Elusive to most residents, there is a deterrent yet nonlethal monster seemingly roaming in one of Riga's post-soviet commuter districts. We celebrate the annual Walpurgis night of witches, oculists and teenage goths by revealing the story of one of the most known contemporary urban myths of the capital.

Recently there even was an episode on the national television dedicated to the "achievements" of this urban myth. ("Ielas garumā", 2019).


Long gone are the times when Riga only had urban mythology within Old Town. Surrounded by mostly medieval legends we already wrote about, the historic part of the city could not offer anything else but people built into walls, some ghosts not ghostly enough and things none could encounter any more.

Instead, places outside the old part suffer from the sort-of post-soviet urbanitis - the landscape of concrete blocks, corncobs and other socialist districts are an aching pain to local guides, storytellers and some old-school neighbourhood enthusiasts. In their point of view, all this is a damaged goods to the romanticized value existing only within the lost, the aristocratic, the pre-war, or the non-soviet. Whereas younger generations are not afraid of looking the truth in the eye and finding stories that scratch a more contemporary itch.



During the Soviet times, there was no place for any myths rather than the ones regarding political figures and historic events. Yet people's imagination is hard to curb. Eventually, with many decades in silence, the urban folklore of mystical, unimaginable creatures, incidents or occurrences returned by the end of 1970s. One of the longest living mythological critters from the Soviet era is the Iļģuciema velns or THE DEVIL OF IĻĢUCIEMS!

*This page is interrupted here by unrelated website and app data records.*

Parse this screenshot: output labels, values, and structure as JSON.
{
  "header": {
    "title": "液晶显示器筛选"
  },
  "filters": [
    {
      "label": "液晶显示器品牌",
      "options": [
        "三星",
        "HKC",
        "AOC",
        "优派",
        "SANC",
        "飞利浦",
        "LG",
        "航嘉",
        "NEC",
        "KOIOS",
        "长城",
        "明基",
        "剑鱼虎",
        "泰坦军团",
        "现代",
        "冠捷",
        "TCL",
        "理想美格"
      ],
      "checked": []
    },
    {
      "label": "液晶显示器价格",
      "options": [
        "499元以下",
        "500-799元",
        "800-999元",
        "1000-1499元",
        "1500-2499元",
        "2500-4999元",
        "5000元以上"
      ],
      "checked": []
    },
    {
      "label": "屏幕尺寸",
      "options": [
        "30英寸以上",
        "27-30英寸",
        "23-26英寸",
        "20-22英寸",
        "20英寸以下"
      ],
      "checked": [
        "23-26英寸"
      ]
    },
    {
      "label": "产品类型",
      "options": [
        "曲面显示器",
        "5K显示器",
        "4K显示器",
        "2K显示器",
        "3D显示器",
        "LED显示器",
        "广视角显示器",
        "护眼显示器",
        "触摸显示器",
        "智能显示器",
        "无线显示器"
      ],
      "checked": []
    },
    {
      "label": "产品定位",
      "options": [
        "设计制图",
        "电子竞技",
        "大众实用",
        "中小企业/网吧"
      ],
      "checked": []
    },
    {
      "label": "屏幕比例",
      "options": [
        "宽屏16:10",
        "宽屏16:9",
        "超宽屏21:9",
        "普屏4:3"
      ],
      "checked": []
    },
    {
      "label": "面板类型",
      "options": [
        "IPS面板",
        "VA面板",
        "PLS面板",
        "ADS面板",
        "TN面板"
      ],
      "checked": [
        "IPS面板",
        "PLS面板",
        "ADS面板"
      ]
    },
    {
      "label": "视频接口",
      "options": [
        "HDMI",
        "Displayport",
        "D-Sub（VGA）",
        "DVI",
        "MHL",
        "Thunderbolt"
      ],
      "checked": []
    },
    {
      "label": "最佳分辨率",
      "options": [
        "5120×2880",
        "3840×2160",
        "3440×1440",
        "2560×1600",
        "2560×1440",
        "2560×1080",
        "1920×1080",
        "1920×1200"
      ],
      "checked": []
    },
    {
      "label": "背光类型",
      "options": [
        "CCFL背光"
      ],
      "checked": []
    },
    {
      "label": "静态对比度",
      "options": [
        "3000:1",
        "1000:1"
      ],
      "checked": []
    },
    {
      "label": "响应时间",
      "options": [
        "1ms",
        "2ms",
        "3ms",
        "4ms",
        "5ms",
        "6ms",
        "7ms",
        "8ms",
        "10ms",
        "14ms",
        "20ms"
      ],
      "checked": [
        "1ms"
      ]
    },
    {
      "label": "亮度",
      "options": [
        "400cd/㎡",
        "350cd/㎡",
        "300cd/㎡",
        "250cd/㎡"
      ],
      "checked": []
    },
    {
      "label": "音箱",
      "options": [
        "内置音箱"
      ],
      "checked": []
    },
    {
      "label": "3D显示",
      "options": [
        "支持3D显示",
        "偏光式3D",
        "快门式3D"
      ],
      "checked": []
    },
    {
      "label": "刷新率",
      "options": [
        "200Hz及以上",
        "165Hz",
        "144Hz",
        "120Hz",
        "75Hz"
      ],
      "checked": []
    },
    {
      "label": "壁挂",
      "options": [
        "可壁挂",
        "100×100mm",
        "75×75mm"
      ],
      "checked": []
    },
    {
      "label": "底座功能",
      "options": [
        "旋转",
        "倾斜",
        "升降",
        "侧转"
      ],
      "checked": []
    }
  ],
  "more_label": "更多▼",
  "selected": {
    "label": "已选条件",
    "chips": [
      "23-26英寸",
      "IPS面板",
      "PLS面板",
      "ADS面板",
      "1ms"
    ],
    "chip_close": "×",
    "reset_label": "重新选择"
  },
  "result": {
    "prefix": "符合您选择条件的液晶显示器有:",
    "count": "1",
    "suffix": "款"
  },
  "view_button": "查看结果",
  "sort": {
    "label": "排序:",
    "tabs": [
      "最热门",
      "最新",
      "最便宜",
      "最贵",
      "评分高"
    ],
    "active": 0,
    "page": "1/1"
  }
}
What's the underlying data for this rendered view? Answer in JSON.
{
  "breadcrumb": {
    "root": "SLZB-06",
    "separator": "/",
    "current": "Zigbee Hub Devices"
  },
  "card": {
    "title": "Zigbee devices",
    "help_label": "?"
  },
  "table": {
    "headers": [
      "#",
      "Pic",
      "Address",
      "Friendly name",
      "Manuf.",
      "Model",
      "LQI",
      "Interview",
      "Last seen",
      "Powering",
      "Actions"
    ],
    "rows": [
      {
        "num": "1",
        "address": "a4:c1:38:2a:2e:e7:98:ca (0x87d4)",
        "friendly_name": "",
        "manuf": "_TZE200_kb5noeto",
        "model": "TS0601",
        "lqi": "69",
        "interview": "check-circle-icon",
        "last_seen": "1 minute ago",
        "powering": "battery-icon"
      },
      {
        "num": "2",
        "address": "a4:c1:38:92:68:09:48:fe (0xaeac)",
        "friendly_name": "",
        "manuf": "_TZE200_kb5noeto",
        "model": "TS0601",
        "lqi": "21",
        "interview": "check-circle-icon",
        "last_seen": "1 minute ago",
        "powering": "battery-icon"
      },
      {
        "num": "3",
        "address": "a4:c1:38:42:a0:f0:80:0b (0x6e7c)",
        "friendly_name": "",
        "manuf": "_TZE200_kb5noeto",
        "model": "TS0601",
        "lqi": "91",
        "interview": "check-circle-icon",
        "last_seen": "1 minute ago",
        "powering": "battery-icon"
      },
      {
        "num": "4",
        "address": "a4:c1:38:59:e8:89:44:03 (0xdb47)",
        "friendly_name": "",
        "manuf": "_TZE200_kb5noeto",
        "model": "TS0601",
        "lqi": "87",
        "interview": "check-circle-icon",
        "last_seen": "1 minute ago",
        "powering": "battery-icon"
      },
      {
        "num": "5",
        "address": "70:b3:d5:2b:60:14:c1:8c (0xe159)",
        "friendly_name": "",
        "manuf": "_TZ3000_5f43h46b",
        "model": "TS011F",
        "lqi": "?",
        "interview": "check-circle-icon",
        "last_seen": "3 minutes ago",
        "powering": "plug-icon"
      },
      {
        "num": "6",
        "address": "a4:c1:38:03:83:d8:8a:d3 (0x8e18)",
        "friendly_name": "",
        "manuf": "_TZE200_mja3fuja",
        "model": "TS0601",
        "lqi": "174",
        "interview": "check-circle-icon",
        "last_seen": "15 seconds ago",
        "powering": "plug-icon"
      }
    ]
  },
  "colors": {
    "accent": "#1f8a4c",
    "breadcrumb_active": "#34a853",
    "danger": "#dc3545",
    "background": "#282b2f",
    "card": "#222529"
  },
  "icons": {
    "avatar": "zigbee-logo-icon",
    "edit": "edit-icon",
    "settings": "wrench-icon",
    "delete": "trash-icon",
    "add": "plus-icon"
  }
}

Sometimes called the duce, dog-man or ogre-dog, this illusive creature has been "observed" throughout decades in a post-soviet neighbourhood that accidentally, somewhat ironically, bears the name of "Iļģi village", or an old synonym for Latvian "Veļi" - the passing spirits of the dead.

Slim and dark in stature, some 2 - 4 m tall, with glowing eyes and overly long extremities, Iļģuciema velns usually apprehended random passers-by, usually kids or teenagers. Several witnesses state the deuce appearing to them when silently standing by a tree or house entrance, sitting on the roof of buildings or creeping in the shadows.

Several sightings with written or spoken testimonies took place in the timespan between the 1980s and 2000s. Through decades the shape and deeds of Iļguciema velns continued to develop, beginning with extra fangs, ending with tendencies of child abduction.

Despite public inactivity for the last 10 years or so (midlife crisis?), the existence of this phantom has fuelled several artistic expressions instead. Of of them was a theatre play "Rīga. Urban Myths" by director Mārcis Lācis and writer Jānis Joņevs in 2016 where the story of Iļguciema velns appeared as one of the main plots. There is also a song by the Latvian progressive metal band "Oghre", who dedicated it entirely to Iļguciema velns.



Should you feel the calling of Van Helsing, we even drew a map of the approximate area where The Deuce of Iļģuciems might be residing. The red dots mark all recorded places where it might have been encountered*. Let the search for the phantom of suburban Riga begin!

iļguciema velns, capital r, mārtiņš eņģelis, capital riga


*none of this is most likely true.